Drawing and Sculpting from Home: Capturing Movement

March 23, 2022

Does an action pose caught mid-movement just look frozen, or alive? 

This Easter Holiday, we are pleased to be offering some in-studio sculpture as part of an intensive five-day course: The Language of Movement in Sculpture. Here our tutor Marcus Cornish describes how we can begin to experiment with this from home. 


Our Easter course will examine the history and development of movement in sculpture. We will look at its many manifestations over time and in different cultures; from the monumental muscular flow of the classical Greek and the breadth of Chinese sculpture, to the force in some Japanese sculpture, the bubbling excitement of the Late Italian Renaissance, to the vigour of Rodin in France and the vibrant fizz of light in the 20th century all over Europe. 
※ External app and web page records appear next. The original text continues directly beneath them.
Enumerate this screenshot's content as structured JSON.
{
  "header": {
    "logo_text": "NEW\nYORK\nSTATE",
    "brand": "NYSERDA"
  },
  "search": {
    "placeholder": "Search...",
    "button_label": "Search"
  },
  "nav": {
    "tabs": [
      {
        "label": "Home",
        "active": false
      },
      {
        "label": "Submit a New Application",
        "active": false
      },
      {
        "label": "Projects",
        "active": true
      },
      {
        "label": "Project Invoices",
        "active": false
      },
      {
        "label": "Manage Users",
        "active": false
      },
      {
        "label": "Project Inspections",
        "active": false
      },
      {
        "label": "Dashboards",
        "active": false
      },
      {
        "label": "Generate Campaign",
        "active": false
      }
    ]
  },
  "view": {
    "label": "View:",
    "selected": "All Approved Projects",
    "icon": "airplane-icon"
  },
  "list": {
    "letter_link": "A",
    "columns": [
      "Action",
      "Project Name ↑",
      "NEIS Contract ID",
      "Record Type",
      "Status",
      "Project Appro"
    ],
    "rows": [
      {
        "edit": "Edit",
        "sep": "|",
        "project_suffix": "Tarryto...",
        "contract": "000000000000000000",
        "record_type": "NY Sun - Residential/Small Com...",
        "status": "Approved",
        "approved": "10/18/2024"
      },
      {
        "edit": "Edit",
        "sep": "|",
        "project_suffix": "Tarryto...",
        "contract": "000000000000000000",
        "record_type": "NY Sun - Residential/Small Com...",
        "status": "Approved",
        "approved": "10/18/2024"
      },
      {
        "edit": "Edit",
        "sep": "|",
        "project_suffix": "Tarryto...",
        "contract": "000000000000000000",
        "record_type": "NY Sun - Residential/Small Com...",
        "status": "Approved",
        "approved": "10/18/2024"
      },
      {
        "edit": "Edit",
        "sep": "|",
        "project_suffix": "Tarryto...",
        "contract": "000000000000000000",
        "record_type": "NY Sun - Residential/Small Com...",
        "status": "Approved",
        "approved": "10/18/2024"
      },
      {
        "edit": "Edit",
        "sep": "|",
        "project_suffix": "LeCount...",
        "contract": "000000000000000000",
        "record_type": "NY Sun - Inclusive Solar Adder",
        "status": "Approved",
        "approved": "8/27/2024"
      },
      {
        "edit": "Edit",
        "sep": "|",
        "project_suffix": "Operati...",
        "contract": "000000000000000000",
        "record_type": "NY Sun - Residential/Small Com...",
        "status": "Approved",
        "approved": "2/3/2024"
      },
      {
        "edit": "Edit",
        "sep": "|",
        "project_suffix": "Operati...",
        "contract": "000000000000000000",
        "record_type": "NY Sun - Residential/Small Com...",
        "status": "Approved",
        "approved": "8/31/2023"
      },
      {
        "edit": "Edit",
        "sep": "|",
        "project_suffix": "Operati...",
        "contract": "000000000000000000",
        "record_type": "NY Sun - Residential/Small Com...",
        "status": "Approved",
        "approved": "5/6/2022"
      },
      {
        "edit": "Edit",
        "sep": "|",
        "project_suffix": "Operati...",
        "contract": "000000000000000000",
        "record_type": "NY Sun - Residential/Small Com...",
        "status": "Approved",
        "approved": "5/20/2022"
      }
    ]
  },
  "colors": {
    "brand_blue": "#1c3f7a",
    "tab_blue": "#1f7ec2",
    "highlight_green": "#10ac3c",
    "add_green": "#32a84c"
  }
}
Each day we will make a figure sculpture supported by drawing that addresses a new approach, giving life and energy to the static material of sculpture. The model will at times be still or will move around the studio for students to draw and then sculpt the figure. This course presents a whole history of different speeds and sensations of movement which over the week will amount to a rich diversity of perceptions, interpretations and techniques.


Exercise: capture movement in drawing and sculpting from home
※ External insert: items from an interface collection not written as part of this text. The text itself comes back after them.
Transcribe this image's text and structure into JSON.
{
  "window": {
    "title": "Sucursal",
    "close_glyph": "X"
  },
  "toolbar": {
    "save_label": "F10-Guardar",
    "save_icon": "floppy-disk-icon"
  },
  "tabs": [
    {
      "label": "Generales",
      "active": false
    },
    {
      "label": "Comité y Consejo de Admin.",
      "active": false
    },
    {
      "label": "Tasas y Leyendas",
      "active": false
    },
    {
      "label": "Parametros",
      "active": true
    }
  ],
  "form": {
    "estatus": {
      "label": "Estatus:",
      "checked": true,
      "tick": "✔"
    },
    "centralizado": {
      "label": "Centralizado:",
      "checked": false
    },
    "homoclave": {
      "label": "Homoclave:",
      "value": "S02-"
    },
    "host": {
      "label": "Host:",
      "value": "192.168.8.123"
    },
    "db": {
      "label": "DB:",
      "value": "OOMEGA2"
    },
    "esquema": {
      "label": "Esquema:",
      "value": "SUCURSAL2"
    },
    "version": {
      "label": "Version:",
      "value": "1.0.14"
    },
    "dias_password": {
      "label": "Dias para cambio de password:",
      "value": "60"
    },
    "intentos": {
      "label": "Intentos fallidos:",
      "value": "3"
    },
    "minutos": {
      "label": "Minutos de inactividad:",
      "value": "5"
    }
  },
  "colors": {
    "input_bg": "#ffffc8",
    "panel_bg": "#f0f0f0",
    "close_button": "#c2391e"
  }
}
Scintillating colour in contrasts, a rip, a splash, the illusory ghost of fugitive light, an unfurling line; these are a small selection of ways to convey movement. Movement as an issue in art is fantastically complicated and also incredibly simple, a vibrantly rich, diverse, bright topic in every culture. As an idea, it resides as much in feeling it in the body and memory in the mind, as it does in the eye. It challenges concepts of time; as much about anticipation as an unfurling action. Does an action pose caught mid movement just look frozen or alive?

So, what to do?

  • Working with a model (a family member, friend, well-trained dog!), ask them to go through a series of repeated movements, eg swinging an arm around in a circle, spinning slowly around, leaning forwards and backwards. 
  • Carefully watch these movements for five to 10 minutes (a long time!) and let the series of movements consolidate into a whole in your mind - absorb it.
  • Then with any drawing apparatus you have available, eg. brush, graphite stick or carpenters pencil in your hand, shut your eyes and imagine the repeated movement you have just been watching; participate in it, emulate it with your body and hand in repeated motions for as long as you can, without actually drawing anything on paper yet.
Finally, to draw:

  • Now with your eyes open, perform the action on the paper. Try to find the whole expression you have practiced when drawing the figure you see.

To sculpt:

  • You can do the same as the above with a toothbrush or suede brush on a sheet of wet clay (air drying or ceramic clay) and when finished pour some plaster of Paris onto it. The plaster panel will be a three dimensional, sculptural drawing.  

We would love to see your attempts at capturing movement in drawing and sculpting - please do tag us on social media using #RoyalDrawingSchool. You can also find out what other upcoming courses Marcus is teaching on, including Sculpture and Form in the Summer Term